Here’s just a couple of lines in Mackay’s Gaelic from a poem about a nightscape in a busy town: “Tha na dorsan a dunadh sna buithtean anmoch/luchd-dion ma shagartan aig na glasan” and, in the English, “The doors are closing in the late town/security guards like priests at the locks”. I love the idea of the security guards being like priests, and I really like the rhythm of the English and those lines in Gaelic, unfathomable as they are, seem beautiful and mysterious. I tried reading them aloud to myself in my Barnsley accent but that didn’t sound right. The poem made me want to learn Gaelic and try to make my own way through the thicket of the images and the ideas in the poem.

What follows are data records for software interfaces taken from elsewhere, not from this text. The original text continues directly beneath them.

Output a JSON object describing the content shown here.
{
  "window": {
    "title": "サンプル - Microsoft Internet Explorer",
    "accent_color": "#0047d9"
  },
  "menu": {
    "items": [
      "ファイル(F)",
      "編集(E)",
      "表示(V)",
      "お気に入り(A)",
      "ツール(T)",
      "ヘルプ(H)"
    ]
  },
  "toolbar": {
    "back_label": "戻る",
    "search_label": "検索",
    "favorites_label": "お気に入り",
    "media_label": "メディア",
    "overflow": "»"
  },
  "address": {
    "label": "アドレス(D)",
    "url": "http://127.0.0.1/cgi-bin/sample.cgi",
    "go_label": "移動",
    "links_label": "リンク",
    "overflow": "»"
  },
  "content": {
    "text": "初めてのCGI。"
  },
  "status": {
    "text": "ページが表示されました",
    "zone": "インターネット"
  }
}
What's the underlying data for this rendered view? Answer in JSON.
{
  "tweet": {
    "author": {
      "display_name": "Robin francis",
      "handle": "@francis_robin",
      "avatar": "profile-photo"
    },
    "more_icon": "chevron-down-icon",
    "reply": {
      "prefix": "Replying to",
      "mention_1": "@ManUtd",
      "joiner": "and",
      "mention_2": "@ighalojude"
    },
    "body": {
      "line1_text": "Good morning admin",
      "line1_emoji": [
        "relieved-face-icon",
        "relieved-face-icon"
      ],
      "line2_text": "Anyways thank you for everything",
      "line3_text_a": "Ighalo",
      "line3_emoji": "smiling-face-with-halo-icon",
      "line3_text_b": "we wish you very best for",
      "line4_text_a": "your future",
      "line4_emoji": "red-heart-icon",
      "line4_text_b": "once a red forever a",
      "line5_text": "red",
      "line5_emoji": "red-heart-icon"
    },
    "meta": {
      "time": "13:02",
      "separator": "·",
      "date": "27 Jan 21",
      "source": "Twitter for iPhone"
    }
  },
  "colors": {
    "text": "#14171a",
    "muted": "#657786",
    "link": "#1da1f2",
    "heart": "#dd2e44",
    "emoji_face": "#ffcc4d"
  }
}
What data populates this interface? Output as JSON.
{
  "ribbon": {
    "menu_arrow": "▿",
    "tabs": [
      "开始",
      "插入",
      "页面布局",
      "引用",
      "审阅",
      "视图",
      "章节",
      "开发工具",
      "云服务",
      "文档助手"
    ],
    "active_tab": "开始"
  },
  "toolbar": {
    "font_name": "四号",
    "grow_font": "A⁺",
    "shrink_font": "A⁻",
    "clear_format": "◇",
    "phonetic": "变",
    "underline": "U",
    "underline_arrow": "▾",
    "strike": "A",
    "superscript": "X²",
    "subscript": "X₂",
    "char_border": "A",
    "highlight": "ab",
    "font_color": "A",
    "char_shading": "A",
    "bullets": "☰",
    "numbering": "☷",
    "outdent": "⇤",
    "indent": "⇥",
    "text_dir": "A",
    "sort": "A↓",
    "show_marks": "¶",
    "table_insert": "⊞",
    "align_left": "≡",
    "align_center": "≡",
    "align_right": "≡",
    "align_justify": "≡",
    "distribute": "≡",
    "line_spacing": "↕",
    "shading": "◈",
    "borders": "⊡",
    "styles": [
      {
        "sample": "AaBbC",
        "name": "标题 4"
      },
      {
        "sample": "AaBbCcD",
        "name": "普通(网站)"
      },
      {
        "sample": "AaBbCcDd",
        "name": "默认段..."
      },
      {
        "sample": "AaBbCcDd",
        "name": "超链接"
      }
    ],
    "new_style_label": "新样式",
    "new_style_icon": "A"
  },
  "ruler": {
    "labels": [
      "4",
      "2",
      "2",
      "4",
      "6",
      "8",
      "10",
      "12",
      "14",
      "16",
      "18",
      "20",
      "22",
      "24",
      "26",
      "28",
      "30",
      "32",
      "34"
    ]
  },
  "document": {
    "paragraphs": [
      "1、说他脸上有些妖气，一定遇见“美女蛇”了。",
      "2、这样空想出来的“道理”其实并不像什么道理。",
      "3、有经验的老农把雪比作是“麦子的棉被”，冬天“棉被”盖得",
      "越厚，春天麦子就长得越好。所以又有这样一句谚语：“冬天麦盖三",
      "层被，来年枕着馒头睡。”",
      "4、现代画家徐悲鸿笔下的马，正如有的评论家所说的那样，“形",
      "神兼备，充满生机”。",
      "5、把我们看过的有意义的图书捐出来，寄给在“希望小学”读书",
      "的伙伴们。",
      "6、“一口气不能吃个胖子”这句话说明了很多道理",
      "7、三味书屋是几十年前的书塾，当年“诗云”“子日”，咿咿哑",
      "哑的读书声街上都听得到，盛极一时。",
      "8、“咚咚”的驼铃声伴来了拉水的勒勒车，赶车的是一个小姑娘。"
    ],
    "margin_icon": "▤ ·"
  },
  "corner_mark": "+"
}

And maybe that’s the attraction for me of reading translated work; it can be like, as the man said, eating chips with gloves on, but it can also be a fantastic half-open door (porte, if you will) that just needs a gentle push into a complex and interconnected world, which is something I think I need right now.

Galore by Peter Mackay published by Accair Books.